Upon arriving in Sequim we were greeted by family friends Lynn and John Baritelle, former Napa Valley residents (we originally became acquainted in California), who recently retired to a lovely home in the hills that frame the south side of the town. They sat us down for wine and BBQ and filled us in on their latest project, The Bell Street Bakery. Down in town their son Andy is running a bakery that makes dedicated use of the wheat that grows local to the area. An old family friend has taken on the role of head baker and is producing some incredibly fine bread and pastries for the Sequim community.
First thing the next morning (well, after my dad made some coffee in the basement)…..
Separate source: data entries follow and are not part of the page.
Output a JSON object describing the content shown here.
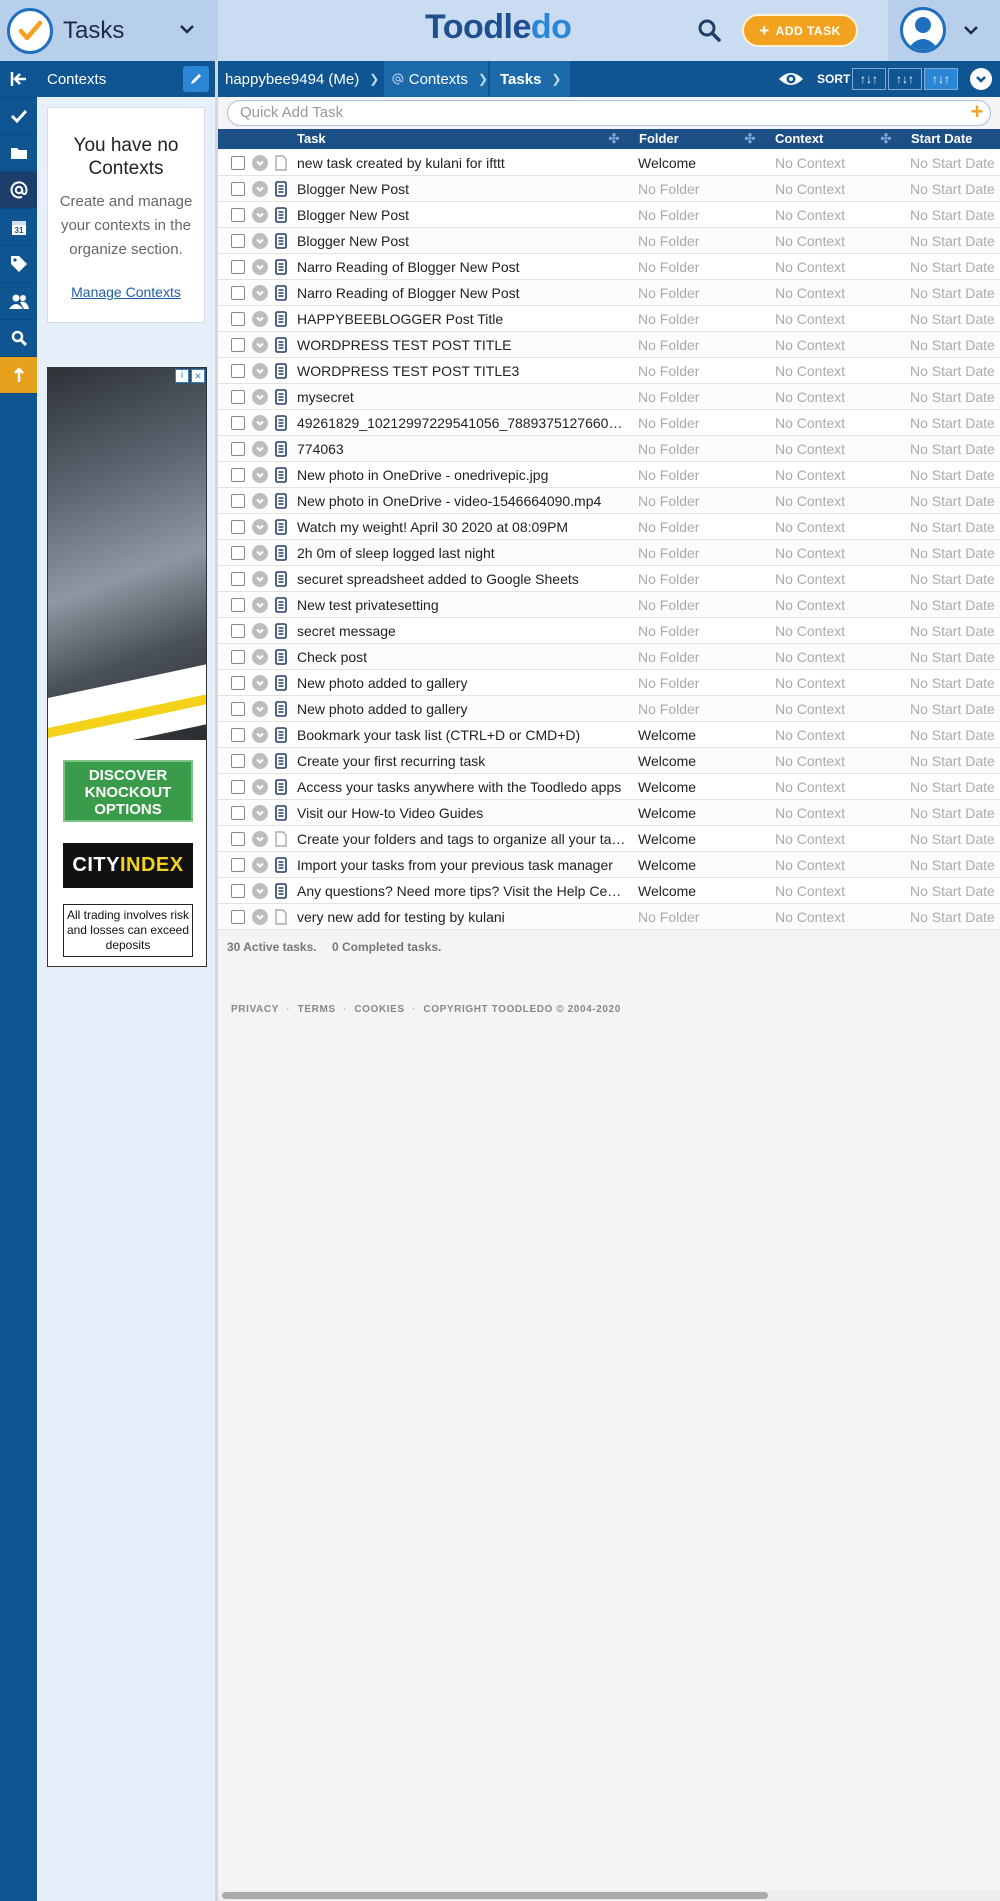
{
  "header": {
    "app_title": "Tasks",
    "brand": "Toodledo",
    "add_task_label": "ADD TASK"
  },
  "rail": {
    "items": [
      "collapse-icon",
      "check-icon",
      "folder-icon",
      "at-icon",
      "calendar-icon",
      "tag-icon",
      "users-icon",
      "search-icon",
      "upgrade-icon"
    ],
    "calendar_day": "31"
  },
  "sidebar": {
    "title": "Contexts",
    "empty_title": "You have no Contexts",
    "empty_desc": "Create and manage your contexts in the organize section.",
    "manage_link": "Manage Contexts"
  },
  "ad": {
    "cta": "DISCOVER KNOCKOUT OPTIONS",
    "brand_a": "CITY",
    "brand_b": "INDEX",
    "disclaimer": "All trading involves risk and losses can exceed deposits"
  },
  "breadcrumb": {
    "user": "happybee9494 (Me)",
    "contexts": "Contexts",
    "tasks": "Tasks",
    "sort_label": "SORT"
  },
  "quick_add": {
    "placeholder": "Quick Add Task"
  },
  "columns": {
    "task": "Task",
    "folder": "Folder",
    "context": "Context",
    "start": "Start Date"
  },
  "tasks": [
    {
      "title": "new task created by kulani for ifttt",
      "folder": "Welcome",
      "context": "No Context",
      "start": "No Start Date",
      "has_note": false
    },
    {
      "title": "Blogger New Post",
      "folder": "No Folder",
      "context": "No Context",
      "start": "No Start Date",
      "has_note": true
    },
    {
      "title": "Blogger New Post",
      "folder": "No Folder",
      "context": "No Context",
      "start": "No Start Date",
      "has_note": true
    },
    {
      "title": "Blogger New Post",
      "folder": "No Folder",
      "context": "No Context",
      "start": "No Start Date",
      "has_note": true
    },
    {
      "title": "Narro Reading of Blogger New Post",
      "folder": "No Folder",
      "context": "No Context",
      "start": "No Start Date",
      "has_note": true
    },
    {
      "title": "Narro Reading of Blogger New Post",
      "folder": "No Folder",
      "context": "No Context",
      "start": "No Start Date",
      "has_note": true
    },
    {
      "title": "HAPPYBEEBLOGGER Post Title",
      "folder": "No Folder",
      "context": "No Context",
      "start": "No Start Date",
      "has_note": true
    },
    {
      "title": "WORDPRESS TEST POST TITLE",
      "folder": "No Folder",
      "context": "No Context",
      "start": "No Start Date",
      "has_note": true
    },
    {
      "title": "WORDPRESS TEST POST TITLE3",
      "folder": "No Folder",
      "context": "No Context",
      "start": "No Start Date",
      "has_note": true
    },
    {
      "title": "mysecret",
      "folder": "No Folder",
      "context": "No Context",
      "start": "No Start Date",
      "has_note": true
    },
    {
      "title": "49261829_10212997229541056_7889375127660…",
      "folder": "No Folder",
      "context": "No Context",
      "start": "No Start Date",
      "has_note": true
    },
    {
      "title": "774063",
      "folder": "No Folder",
      "context": "No Context",
      "start": "No Start Date",
      "has_note": true
    },
    {
      "title": "New photo in OneDrive - onedrivepic.jpg",
      "folder": "No Folder",
      "context": "No Context",
      "start": "No Start Date",
      "has_note": true
    },
    {
      "title": "New photo in OneDrive - video-1546664090.mp4",
      "folder": "No Folder",
      "context": "No Context",
      "start": "No Start Date",
      "has_note": true
    },
    {
      "title": "Watch my weight! April 30 2020 at 08:09PM",
      "folder": "No Folder",
      "context": "No Context",
      "start": "No Start Date",
      "has_note": true
    },
    {
      "title": "2h 0m of sleep logged last night",
      "folder": "No Folder",
      "context": "No Context",
      "start": "No Start Date",
      "has_note": true
    },
    {
      "title": "securet spreadsheet added to Google Sheets",
      "folder": "No Folder",
      "context": "No Context",
      "start": "No Start Date",
      "has_note": true
    },
    {
      "title": "New test privatesetting",
      "folder": "No Folder",
      "context": "No Context",
      "start": "No Start Date",
      "has_note": true
    },
    {
      "title": "secret message",
      "folder": "No Folder",
      "context": "No Context",
      "start": "No Start Date",
      "has_note": true
    },
    {
      "title": "Check post",
      "folder": "No Folder",
      "context": "No Context",
      "start": "No Start Date",
      "has_note": true
    },
    {
      "title": "New photo added to gallery",
      "folder": "No Folder",
      "context": "No Context",
      "start": "No Start Date",
      "has_note": true
    },
    {
      "title": "New photo added to gallery",
      "folder": "No Folder",
      "context": "No Context",
      "start": "No Start Date",
      "has_note": true
    },
    {
      "title": "Bookmark your task list (CTRL+D or CMD+D)",
      "folder": "Welcome",
      "context": "No Context",
      "start": "No Start Date",
      "has_note": true
    },
    {
      "title": "Create your first recurring task",
      "folder": "Welcome",
      "context": "No Context",
      "start": "No Start Date",
      "has_note": true
    },
    {
      "title": "Access your tasks anywhere with the Toodledo apps",
      "folder": "Welcome",
      "context": "No Context",
      "start": "No Start Date",
      "has_note": true
    },
    {
      "title": "Visit our How-to Video Guides",
      "folder": "Welcome",
      "context": "No Context",
      "start": "No Start Date",
      "has_note": true
    },
    {
      "title": "Create your folders and tags to organize all your ta…",
      "folder": "Welcome",
      "context": "No Context",
      "start": "No Start Date",
      "has_note": false
    },
    {
      "title": "Import your tasks from your previous task manager",
      "folder": "Welcome",
      "context": "No Context",
      "start": "No Start Date",
      "has_note": true
    },
    {
      "title": "Any questions? Need more tips? Visit the Help Ce…",
      "folder": "Welcome",
      "context": "No Context",
      "start": "No Start Date",
      "has_note": true
    },
    {
      "title": "very new add for testing by kulani",
      "folder": "No Folder",
      "context": "No Context",
      "start": "No Start Date",
      "has_note": false
    }
  ],
  "summary": {
    "active": "30 Active tasks.",
    "completed": "0 Completed tasks."
  },
  "footer": {
    "privacy": "PRIVACY",
    "terms": "TERMS",
    "cookies": "COOKIES",
    "copyright": "COPYRIGHT TOODLEDO © 2004-2020"
  },
  "colors": {
    "nav_blue": "#0e5591",
    "accent_orange": "#f3a21f",
    "header_blue": "#c9dcf2"
  }
}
we piled into Lynn’s car and headed down to Bell Street to sample the wares. Between Bear Claws, corn bread, scones, milky coffee (also from a local distributer) and a hot lentil soup for the gluten-intolerant yours truly, we were all satisfied and impressed with the quick progress this new bakery has made. Adam and I have spent considerable time and energy over the course of this trip investigating farm produce and market culture but this was our first bakery that is dedicated to using local grain. We hope to write more about the deep importance of this effort in future posts.
Lynn also took us that morning to a thriving fresh market nearby where we stocked up on a few supplies before heading home, packing our things, and rushing to beat the weather to the airport.
My dad, Roy, is a small plane pilot and flies without instrument rating. In laymen’s terms this more or less means, if you can’t see, you can’t go. It also means that travel plans must be kept malleable at all times. Opportunities for clear take-off and landing often come in small windows, especially on the foggy Pacific coast. Such was the case this day so when we saw the fog clearing we said a hasty goodbye to the Baritelles, stashed our belongings in their guest rooms and hit the airways towards Vancouver Island.